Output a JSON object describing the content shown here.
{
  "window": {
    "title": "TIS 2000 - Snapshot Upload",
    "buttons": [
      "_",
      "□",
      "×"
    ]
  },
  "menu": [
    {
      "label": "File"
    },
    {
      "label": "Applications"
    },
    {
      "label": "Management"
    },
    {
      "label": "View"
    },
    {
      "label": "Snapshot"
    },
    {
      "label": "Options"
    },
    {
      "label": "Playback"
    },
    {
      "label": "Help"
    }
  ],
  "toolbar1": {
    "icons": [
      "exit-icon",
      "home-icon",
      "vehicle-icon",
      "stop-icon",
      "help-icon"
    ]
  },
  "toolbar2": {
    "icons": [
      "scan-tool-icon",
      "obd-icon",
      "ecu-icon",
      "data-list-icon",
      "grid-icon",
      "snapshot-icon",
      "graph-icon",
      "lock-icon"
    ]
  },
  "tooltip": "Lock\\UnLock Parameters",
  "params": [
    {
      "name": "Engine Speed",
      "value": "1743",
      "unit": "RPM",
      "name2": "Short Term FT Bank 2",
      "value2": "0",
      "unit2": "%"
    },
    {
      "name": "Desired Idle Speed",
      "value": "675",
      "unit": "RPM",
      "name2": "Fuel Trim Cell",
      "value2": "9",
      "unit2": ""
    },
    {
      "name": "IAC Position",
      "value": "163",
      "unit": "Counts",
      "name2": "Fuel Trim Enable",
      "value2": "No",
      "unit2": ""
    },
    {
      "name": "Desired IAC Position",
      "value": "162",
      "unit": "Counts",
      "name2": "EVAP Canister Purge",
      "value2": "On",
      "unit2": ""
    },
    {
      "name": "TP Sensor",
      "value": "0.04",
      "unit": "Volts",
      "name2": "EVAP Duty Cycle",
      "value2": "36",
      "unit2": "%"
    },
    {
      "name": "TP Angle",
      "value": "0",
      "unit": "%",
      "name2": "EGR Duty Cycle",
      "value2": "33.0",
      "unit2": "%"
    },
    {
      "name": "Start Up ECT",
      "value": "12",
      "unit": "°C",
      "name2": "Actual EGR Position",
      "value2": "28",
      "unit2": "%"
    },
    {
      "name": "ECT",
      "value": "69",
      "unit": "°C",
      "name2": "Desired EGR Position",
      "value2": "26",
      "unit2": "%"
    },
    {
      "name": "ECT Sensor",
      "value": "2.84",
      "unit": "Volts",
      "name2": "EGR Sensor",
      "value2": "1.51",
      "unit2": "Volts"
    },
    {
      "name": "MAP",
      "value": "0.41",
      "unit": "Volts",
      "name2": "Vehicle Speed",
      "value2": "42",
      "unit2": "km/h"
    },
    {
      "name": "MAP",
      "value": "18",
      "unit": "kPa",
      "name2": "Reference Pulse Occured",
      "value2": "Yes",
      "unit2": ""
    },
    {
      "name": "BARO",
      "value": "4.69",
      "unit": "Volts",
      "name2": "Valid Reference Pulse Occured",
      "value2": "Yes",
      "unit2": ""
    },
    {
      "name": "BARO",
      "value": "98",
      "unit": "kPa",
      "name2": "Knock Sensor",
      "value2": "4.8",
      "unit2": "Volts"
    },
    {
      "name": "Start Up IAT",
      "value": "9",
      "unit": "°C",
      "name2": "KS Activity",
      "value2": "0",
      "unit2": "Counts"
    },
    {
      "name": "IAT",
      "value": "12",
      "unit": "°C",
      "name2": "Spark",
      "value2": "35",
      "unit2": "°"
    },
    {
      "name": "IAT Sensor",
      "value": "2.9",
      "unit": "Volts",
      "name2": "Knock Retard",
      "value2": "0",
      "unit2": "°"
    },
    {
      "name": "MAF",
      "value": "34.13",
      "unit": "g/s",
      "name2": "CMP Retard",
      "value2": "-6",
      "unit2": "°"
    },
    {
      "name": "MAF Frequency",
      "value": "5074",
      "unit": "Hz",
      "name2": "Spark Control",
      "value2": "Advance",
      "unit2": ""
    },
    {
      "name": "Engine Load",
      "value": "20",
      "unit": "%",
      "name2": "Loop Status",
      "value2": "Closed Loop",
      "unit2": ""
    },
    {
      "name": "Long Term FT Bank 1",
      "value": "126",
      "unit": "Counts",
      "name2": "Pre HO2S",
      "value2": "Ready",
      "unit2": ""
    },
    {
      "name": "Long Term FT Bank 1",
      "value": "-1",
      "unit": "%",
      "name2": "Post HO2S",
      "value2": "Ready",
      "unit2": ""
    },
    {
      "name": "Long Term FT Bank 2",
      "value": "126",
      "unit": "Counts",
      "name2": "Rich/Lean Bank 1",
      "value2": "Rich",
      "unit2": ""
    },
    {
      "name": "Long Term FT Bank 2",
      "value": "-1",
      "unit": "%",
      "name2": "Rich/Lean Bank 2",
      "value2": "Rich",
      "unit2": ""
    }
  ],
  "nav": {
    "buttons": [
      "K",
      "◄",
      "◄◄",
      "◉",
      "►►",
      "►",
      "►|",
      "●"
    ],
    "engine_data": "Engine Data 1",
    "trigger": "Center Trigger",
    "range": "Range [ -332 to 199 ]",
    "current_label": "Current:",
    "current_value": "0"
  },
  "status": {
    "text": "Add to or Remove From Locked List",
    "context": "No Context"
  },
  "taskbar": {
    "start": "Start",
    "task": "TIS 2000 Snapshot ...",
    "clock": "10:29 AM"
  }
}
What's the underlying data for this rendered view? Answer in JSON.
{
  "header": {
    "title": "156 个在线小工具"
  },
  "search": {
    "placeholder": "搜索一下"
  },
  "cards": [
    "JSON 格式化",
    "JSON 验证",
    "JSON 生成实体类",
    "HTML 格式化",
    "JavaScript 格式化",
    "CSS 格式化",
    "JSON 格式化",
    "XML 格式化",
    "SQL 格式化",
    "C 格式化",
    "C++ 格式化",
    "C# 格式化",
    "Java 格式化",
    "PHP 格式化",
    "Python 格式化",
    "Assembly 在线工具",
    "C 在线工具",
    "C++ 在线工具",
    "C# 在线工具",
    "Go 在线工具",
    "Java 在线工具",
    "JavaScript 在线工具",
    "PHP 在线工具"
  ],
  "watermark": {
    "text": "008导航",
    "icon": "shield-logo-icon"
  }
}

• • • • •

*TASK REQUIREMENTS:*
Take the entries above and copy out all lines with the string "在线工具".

*ANSWER TO THIS TASK:*
    "Assembly 在线工具",
    "C 在线工具",
    "C++ 在线工具",
    "C# 在线工具",
    "Go 在线工具",
    "Java 在线工具",
    "JavaScript 在线工具",
    "PHP 在线工具"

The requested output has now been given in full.